Reinforcing Florida Employers’ Ability to Protect Valuable Business Relationships

Florida employers and their attorneys received good news in September when the Florida Supreme Court finally issued its opinion in White v. Mederi Caretenders Visiting Services of Southeast Florida, LLC, 42 Fla. L. Weekly S803a (Fla. 2017). At issue in White, was whether referral sources could constitute protectable legitimate interests under Florida Statute s. 542.335. The Florida Supreme Court answered this question in the affirmative, holding that referral sources can be protectable interests sufficient to support a restrictive covenant in a non-compete/non-solicitation agreement.

For more information on how employers can protect their valuable information and business relationships see our previous post.

Jennifer Fowler-Hermes
jfowler-hermes@williamsparker.com
(941) 552-2558

Protecting Your Valuable Business Information and Relationships

When survey after survey of America’s workforce confirms that a large majority of employees admit to taking data from their current or former employers without permission, safeguards to protect proprietary and confidential information, including trade secrets, become a priority. The loss of corporate data can be devastating. When a former employee or former business owner solicits business contacts or employees, the results can be equally damaging. In today’s highly competitive marketplace, it is essential for businesses to have a well-developed plan in place to protect corporate data and business relationships. Such plans should employ several tools, including, but not limited to, appropriate security safeguards, confidentiality policies, and agreements containing restrictive covenants.

As discussed in a May 2016 blog post, a federal civil remedy became law and employers no longer are limited to state court remedies to combat a misappropriation of trade secrets.

Restrictive Covenants in Florida – In Florida, a business can use restrictive covenants to obtain a promise from an employee, independent contractor, officer, agent, or even a seller of an acquired business not to engage in any behavior contrary to its business interests. Certain restrictive covenants protect specific interests. For example, a covenant “not to compete” is generally a promise that the employee, independent contractor, officer, agent, or seller will not be involved, in any capacity, in a competitive business in a certain geographic area for a certain time period. Other restrictive covenants include covenants “not to solicit” the employer’s customers, clients, donors, or current employees and covenants “not to disclose” the employer’s confidential business information.
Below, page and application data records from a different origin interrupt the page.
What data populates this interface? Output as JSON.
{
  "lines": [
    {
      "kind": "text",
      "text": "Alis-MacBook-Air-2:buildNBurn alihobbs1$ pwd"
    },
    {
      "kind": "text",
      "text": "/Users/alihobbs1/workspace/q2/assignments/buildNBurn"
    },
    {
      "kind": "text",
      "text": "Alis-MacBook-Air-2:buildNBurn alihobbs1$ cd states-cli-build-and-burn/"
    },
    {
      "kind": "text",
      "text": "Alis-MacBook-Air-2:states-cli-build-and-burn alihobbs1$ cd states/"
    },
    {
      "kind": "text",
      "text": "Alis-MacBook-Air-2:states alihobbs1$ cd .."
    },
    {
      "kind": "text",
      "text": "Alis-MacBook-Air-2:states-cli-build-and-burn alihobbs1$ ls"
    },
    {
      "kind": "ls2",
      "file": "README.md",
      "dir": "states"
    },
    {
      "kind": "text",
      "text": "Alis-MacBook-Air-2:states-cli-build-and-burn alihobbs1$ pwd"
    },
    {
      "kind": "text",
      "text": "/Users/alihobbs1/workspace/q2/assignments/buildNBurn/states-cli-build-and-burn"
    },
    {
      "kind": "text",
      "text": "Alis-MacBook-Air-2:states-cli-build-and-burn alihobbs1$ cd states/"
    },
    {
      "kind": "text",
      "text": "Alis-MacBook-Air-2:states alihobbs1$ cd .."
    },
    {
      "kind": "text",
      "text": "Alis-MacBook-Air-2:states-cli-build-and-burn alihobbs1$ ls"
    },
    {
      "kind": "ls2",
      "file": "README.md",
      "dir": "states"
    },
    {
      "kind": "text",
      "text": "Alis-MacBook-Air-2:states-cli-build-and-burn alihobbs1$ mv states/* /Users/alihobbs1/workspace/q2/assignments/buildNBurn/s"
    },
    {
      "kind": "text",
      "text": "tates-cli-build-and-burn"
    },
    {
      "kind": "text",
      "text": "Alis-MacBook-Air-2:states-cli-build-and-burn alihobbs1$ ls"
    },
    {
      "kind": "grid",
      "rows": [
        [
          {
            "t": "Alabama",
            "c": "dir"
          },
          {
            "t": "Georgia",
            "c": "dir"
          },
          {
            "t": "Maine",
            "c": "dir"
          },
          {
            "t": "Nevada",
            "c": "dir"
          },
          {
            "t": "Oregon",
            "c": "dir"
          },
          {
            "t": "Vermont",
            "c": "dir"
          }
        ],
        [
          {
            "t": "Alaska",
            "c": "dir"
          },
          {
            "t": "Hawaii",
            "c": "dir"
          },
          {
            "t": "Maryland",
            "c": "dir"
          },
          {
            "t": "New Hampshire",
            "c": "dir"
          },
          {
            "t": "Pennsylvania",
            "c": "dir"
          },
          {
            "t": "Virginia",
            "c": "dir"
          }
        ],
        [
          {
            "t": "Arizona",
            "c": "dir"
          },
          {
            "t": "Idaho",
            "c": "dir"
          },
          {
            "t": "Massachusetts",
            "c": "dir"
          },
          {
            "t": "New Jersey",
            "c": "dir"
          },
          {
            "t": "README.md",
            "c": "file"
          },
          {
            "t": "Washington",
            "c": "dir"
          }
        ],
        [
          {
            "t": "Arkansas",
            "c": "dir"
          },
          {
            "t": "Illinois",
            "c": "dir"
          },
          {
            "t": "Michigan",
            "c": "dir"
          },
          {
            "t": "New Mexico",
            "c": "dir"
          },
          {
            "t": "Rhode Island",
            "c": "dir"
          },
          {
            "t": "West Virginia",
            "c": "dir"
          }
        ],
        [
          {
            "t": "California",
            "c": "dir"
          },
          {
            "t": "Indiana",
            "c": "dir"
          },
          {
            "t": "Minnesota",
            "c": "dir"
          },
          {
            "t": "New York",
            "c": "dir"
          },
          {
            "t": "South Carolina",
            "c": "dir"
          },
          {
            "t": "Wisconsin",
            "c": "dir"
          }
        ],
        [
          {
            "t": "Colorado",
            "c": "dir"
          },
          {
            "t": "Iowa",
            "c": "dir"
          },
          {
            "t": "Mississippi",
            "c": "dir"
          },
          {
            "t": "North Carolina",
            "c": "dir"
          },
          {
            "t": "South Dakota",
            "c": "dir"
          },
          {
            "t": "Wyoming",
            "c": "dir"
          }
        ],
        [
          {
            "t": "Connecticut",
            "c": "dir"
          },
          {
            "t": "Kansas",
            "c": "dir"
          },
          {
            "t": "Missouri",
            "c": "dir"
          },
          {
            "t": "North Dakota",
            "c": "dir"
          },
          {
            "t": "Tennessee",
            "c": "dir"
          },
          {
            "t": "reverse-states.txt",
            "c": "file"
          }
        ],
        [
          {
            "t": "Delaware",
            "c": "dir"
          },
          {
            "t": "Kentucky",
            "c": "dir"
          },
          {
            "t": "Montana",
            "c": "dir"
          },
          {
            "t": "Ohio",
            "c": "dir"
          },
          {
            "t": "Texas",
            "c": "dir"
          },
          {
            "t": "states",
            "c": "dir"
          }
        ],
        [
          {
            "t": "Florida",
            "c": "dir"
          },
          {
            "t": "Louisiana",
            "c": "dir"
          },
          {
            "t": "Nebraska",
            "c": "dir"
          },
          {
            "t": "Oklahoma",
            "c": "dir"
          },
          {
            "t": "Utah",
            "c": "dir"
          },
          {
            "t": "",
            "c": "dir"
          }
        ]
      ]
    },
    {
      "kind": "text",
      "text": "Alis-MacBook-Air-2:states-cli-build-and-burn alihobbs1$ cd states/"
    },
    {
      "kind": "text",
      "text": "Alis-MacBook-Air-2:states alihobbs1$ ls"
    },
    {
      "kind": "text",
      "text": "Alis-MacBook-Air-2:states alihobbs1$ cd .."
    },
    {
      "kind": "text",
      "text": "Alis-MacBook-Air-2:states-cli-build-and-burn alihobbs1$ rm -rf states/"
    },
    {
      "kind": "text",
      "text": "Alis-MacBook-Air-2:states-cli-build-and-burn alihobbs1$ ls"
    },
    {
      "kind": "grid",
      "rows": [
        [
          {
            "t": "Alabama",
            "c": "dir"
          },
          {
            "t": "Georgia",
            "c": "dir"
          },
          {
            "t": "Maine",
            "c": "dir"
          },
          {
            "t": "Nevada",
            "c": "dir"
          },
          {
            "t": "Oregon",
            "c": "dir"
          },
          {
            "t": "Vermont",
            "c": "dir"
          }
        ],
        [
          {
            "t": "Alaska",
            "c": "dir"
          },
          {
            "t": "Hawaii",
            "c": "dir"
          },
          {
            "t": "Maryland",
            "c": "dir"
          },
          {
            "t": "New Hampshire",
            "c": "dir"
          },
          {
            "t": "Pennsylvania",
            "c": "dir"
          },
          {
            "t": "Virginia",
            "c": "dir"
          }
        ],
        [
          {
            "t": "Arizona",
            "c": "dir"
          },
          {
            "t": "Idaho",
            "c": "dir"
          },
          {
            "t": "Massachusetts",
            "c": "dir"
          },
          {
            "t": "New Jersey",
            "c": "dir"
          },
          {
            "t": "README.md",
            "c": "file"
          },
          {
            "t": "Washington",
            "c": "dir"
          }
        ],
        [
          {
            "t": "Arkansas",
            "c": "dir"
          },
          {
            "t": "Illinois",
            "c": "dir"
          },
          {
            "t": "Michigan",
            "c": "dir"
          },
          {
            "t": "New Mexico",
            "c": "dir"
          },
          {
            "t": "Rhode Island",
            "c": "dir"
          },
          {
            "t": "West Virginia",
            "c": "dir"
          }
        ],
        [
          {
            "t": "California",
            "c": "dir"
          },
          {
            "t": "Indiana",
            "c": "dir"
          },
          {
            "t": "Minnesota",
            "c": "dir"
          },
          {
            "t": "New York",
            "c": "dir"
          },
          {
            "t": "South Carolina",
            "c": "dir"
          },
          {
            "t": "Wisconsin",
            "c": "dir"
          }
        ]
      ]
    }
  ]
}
Enforcement of restrictive covenants in Florida is governed by statute. The current statute provides that the enforcement of contracts that restrict or bar competition is permitted as long as the restrictions are reasonable in time, area, and line of business. Additionally, the contracts must be in writing and signed by the persons agreeing to the restrictions. To enforce a restrictive covenant, a business must be able to demonstrate that the covenant it seeks to enforce was based on the need to protect a “legitimate business interest(s)” and that the contractual restraint is reasonably necessary to protect such interests. Florida courts deem restrictive covenants not supported by a legitimate business interest to be unenforceable. In determining whether a restrictive covenant is properly supported, Florida courts may not take into consideration the relative hardship the enforcement of a restrictive covenant would have on the person against whom enforcement of the agreement is sought.
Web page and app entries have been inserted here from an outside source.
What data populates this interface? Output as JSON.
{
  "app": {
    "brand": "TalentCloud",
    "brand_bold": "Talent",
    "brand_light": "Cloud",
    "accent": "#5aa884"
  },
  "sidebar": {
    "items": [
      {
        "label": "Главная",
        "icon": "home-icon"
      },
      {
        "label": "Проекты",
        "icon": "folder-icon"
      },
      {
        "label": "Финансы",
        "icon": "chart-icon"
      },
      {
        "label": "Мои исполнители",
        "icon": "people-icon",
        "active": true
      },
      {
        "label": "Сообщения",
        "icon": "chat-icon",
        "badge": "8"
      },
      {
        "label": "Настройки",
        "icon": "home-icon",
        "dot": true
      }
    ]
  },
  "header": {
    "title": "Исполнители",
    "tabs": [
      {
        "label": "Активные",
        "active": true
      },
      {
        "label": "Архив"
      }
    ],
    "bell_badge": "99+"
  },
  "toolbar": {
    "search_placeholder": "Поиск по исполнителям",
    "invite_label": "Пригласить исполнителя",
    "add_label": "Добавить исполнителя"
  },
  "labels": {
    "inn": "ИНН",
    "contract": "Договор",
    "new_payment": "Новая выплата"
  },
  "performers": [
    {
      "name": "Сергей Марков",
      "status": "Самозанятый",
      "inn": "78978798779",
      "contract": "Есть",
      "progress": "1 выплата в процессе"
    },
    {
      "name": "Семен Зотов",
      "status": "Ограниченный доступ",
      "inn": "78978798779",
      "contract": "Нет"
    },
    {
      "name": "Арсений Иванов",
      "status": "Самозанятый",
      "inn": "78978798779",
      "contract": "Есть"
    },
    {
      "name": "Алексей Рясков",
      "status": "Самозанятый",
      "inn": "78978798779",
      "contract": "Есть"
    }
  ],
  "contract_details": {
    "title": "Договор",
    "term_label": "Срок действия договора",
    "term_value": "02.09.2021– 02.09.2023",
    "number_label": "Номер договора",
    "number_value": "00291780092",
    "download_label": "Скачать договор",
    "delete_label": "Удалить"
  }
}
To read more on restrictive covenants, Florida’s Uniform Trade Secrets Act, and best practices for protecting information and relationships see the full article in Williams Parker’s recently published edition of Requisite, a firm publication offering insights on important legal issues. Additionally, you may view the digital version of Requisite in its entirety for more articles on topics critical to senior executives in managing their businesses and the associated risks.

Jennifer Fowler-Hermes
jfowler-hermes@williamsparker.com
(941) 552-2558

A New Tool in the Arsenal to Protect Trade Secrets

Up until recently, Florida businesses had to rely on state laws to obtain remedies, including injunctive relief, when an employee or competitor misappropriated trade secrets. This changed on May 11, 2016, when President Obama signed into law the Defend Trade Secrets Act of 2016 (“DTSA”), which creates a federal civil remedy for the misappropriation of trade secrets. Previously, Florida businesses have relied on restrictive covenants and the Florida Uniform Trade Secrets Act (“FUTSA”) to seek legal recourse. Similar to the FUTSA, the DTSA provides a civil legal remedy for businesses whose trade secrets have been misappropriated. However, there are several provisions in the DTSA for which there is not a similar counterpart in FUTSA.  For instance, this federal statute provides for ex-parte orders directing the seizure of the trade secret. This civil seizure remedy, available only in extraordinary cases, is intended to prevent the dissemination or use of the trade secrets. The DTSA does not preempt state trade secret laws, however. Thus, Florida businesses may now seek civil remedies under both state and federal statutes and, if claims under state and federal law are brought in one suit, such claims may be brought in either state or federal court.

The full text of the new law can be found at:
https://www.congress.gov/114/bills/s1890/BILLS-114s1890enr.pdf

Jennifer Fowler-Hermes
jfowler-hermes@williamsparker.com
941-552-2558